When anyone asks, and even when they don’t, I’m singing the praises of my Wiggy’s sleeping bag. What a great purchase.
Karen R.
Phoenix, AZ.”

“Mr. Wiggy,
Wanted to take the time to say thanks for your sleeping bag (Ultima Thule). On a hike in the Green Mountains of Vermont with the National Guard I slid 75 feet down a ice chute while traversing a gully. Being scared out of my wits I had no strength or will to carry on. My team sergeant made me go on to the top where we spent the night in –20 degree weather. That night, being exhausted and dehydrated from the energy expended on the hike, my body was shutting down. Your sleeping bag kept me warm and prevented me from serious injury. Not to say that anyone should ever be put in that place, but I know that it was your bag that kept me alive. My teeth chattered a few times during the night but when I woke up I was fine. The other soldiers that had the issue mummy bags had some real cold feet the next morning and their toes felt like fire. Many of our mountain men have purchased your bags over the years and I’m glad I listened to one of them when I purchased my bag. Thanks and keep up the good work. 

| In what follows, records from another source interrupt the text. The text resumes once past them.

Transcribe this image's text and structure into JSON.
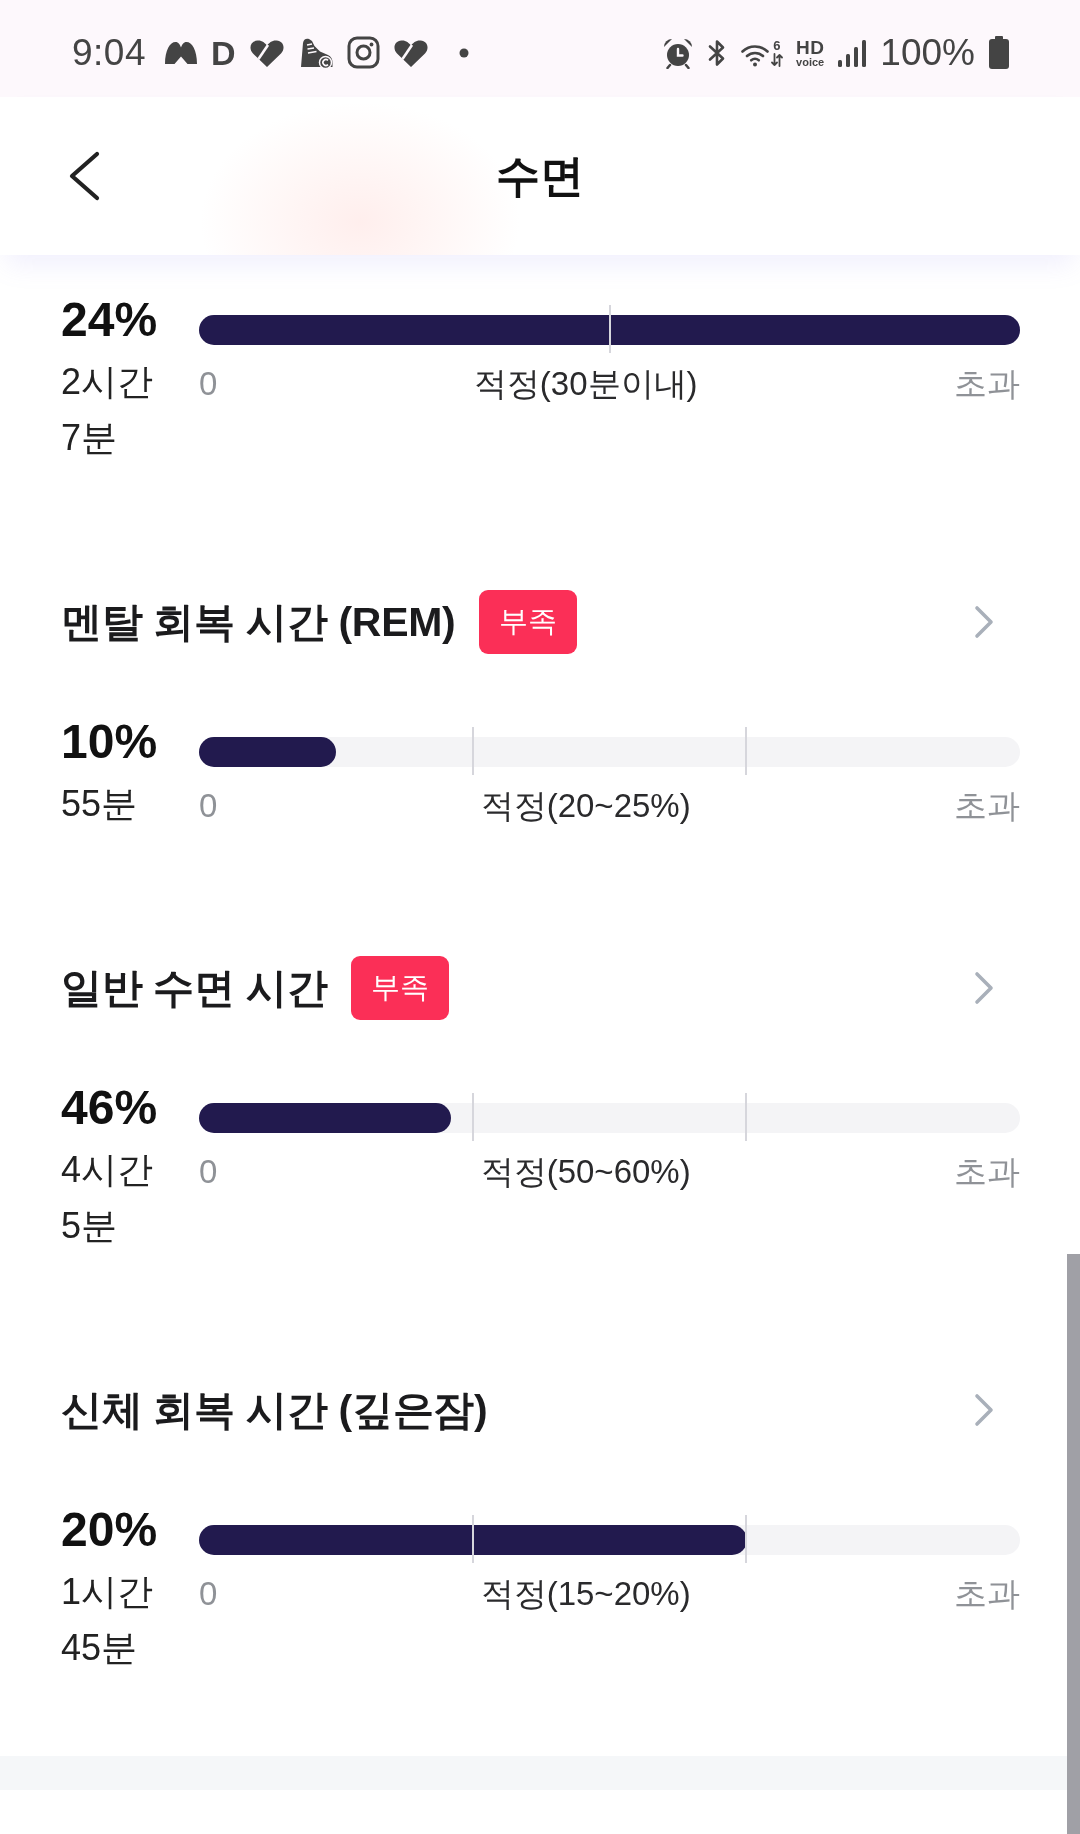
{
  "status_bar": {
    "time": "9:04",
    "notification_icons": [
      {
        "kind": "mask"
      },
      {
        "kind": "letter",
        "text": "D"
      },
      {
        "kind": "heart"
      },
      {
        "kind": "sneaker"
      },
      {
        "kind": "camera"
      },
      {
        "kind": "heart"
      },
      {
        "kind": "dot"
      }
    ],
    "wifi_standard": "6",
    "hd_voice": {
      "top": "HD",
      "bottom": "voice"
    },
    "battery": "100%"
  },
  "header": {
    "title": "수면"
  },
  "sections": [
    {
      "kind": "limit",
      "percent": "24%",
      "duration": "2시간 7분",
      "level": 1,
      "scale": {
        "start": "0",
        "target": "적정(30분이내)",
        "end": "초과"
      }
    },
    {
      "kind": "range",
      "title": "멘탈 회복 시간 (REM)",
      "badge": "부족",
      "percent": "10%",
      "duration": "55분",
      "level": 0.167,
      "scale": {
        "start": "0",
        "target": "적정(20~25%)",
        "end": "초과"
      }
    },
    {
      "kind": "range",
      "title": "일반 수면 시간",
      "badge": "부족",
      "percent": "46%",
      "duration": "4시간 5분",
      "level": 0.307,
      "scale": {
        "start": "0",
        "target": "적정(50~60%)",
        "end": "초과"
      }
    },
    {
      "kind": "range",
      "title": "신체 회복 시간 (깊은잠)",
      "percent": "20%",
      "duration": "1시간 45분",
      "level": 0.667,
      "scale": {
        "start": "0",
        "target": "적정(15~20%)",
        "end": "초과"
      }
    }
  ]
}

Shawn 3/172 MTN BN”

Mysticism. What is mysticism? Mysticism is the acceptance of allegations without evidence or proof, either apart from or against the evidence of one’s senses and one’s reason. Mysticism is the claim to some non-sensory, non-rational, non-definable, non-identifiable means of knowledge, such as “instinct,” “revelation,” or any form of “just knowing.” Reason is the perception of reality, and rests on a single axiom: the Law of Identity. Mysticism is the claim to the perception of some other reality—other than the one in which we live—whose definition is only that it is not natural, it is supernatural, and is to be perceived by some form of unnatural or super-natural means. 

--Ayn Rand “Faith and Force: The Destroyers of the Modern World”

Philosophy: Who Needs It (1982)

Wiggy's Signature

Our Locations  +  Contact

Corporate Office & Factory

To place an order, please contact our corporate office & factory at:

Wiggy’s Inc.
PO Box 2124
Grand Junction, CO 81502

Store Location

2482 Industrial Blvd  •  Grand Junction, CO
(970) 241-6465

+1 (866) 411-6465 f:  (970) 241•5921 e:  

When it comes to extreme cold weather gear, Wiggy's has you covered.

Check out all our products from sleeping bags & shelters to footwear & clothing. Our uniquely developed continuous filament fiber called Lamilite insulation is what sets Wiggy brand insulated products apart. What is Lamilite and why does it perform better than all other forms of insulation? Click here to keep reading & find out more »

© Wiggy’s Inc. All Rights Reserved.